§ WORK ITEM: The data are to be restated in full, exactly as presented.

§ Recorded data:

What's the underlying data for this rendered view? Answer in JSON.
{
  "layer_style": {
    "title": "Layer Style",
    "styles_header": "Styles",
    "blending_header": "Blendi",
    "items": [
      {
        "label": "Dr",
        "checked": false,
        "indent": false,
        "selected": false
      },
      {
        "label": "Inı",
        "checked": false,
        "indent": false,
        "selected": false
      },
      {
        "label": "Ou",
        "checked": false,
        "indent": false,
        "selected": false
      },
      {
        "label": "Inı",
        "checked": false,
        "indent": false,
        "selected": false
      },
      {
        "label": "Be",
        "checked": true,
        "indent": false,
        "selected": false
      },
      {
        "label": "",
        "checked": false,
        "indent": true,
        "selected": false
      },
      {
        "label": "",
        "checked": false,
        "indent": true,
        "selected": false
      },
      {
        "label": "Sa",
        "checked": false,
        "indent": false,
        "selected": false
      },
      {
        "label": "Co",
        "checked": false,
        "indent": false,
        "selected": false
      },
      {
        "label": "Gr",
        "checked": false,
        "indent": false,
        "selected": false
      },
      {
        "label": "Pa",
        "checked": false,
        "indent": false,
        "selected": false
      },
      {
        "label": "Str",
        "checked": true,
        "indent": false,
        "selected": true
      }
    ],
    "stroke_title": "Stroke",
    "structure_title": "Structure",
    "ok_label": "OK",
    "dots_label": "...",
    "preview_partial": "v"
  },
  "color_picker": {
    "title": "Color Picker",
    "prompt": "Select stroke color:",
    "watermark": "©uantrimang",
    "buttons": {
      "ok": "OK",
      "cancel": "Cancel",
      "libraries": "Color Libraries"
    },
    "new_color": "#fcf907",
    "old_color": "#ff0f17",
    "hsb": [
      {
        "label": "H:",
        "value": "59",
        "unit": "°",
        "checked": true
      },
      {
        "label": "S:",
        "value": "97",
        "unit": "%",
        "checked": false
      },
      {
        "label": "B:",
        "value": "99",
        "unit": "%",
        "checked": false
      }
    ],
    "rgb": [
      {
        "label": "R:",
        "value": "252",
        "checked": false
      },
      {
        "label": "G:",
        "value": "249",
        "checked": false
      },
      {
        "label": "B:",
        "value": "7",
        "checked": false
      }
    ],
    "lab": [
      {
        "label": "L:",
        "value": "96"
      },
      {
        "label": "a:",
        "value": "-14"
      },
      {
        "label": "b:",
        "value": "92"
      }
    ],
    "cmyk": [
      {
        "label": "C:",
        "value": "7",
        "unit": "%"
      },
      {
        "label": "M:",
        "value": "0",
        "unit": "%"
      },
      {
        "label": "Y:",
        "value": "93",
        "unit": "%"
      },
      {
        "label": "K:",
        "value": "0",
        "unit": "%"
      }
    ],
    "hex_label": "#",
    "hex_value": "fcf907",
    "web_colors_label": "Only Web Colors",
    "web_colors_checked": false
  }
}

§ TASK OUTPUT:
What's the underlying data for this rendered view? Answer in JSON.
{
  "layer_style": {
    "title": "Layer Style",
    "styles_header": "Styles",
    "blending_header": "Blendi",
    "items": [
      {
        "label": "Dr",
        "checked": false,
        "indent": false,
        "selected": false
      },
      {
        "label": "Inı",
        "checked": false,
        "indent": false,
        "selected": false
      },
      {
        "label": "Ou",
        "checked": false,
        "indent": false,
        "selected": false
      },
      {
        "label": "Inı",
        "checked": false,
        "indent": false,
        "selected": false
      },
      {
        "label": "Be",
        "checked": true,
        "indent": false,
        "selected": false
      },
      {
        "label": "",
        "checked": false,
        "indent": true,
        "selected": false
      },
      {
        "label": "",
        "checked": false,
        "indent": true,
        "selected": false
      },
      {
        "label": "Sa",
        "checked": false,
        "indent": false,
        "selected": false
      },
      {
        "label": "Co",
        "checked": false,
        "indent": false,
        "selected": false
      },
      {
        "label": "Gr",
        "checked": false,
        "indent": false,
        "selected": false
      },
      {
        "label": "Pa",
        "checked": false,
        "indent": false,
        "selected": false
      },
      {
        "label": "Str",
        "checked": true,
        "indent": false,
        "selected": true
      }
    ],
    "stroke_title": "Stroke",
    "structure_title": "Structure",
    "ok_label": "OK",
    "dots_label": "...",
    "preview_partial": "v"
  },
  "color_picker": {
    "title": "Color Picker",
    "prompt": "Select stroke color:",
    "watermark": "©uantrimang",
    "buttons": {
      "ok": "OK",
      "cancel": "Cancel",
      "libraries": "Color Libraries"
    },
    "new_color": "#fcf907",
    "old_color": "#ff0f17",
    "hsb": [
      {
        "label": "H:",
        "value": "59",
        "unit": "°",
        "checked": true
      },
      {
        "label": "S:",
        "value": "97",
        "unit": "%",
        "checked": false
      },
      {
        "label": "B:",
        "value": "99",
        "unit": "%",
        "checked": false
      }
    ],
    "rgb": [
      {
        "label": "R:",
        "value": "252",
        "checked": false
      },
      {
        "label": "G:",
        "value": "249",
        "checked": false
      },
      {
        "label": "B:",
        "value": "7",
        "checked": false
      }
    ],
    "lab": [
      {
        "label": "L:",
        "value": "96"
      },
      {
        "label": "a:",
        "value": "-14"
      },
      {
        "label": "b:",
        "value": "92"
      }
    ],
    "cmyk": [
      {
        "label": "C:",
        "value": "7",
        "unit": "%"
      },
      {
        "label": "M:",
        "value": "0",
        "unit": "%"
      },
      {
        "label": "Y:",
        "value": "93",
        "unit": "%"
      },
      {
        "label": "K:",
        "value": "0",
        "unit": "%"
      }
    ],
    "hex_label": "#",
    "hex_value": "fcf907",
    "web_colors_label": "Only Web Colors",
    "web_colors_checked": false
  }
}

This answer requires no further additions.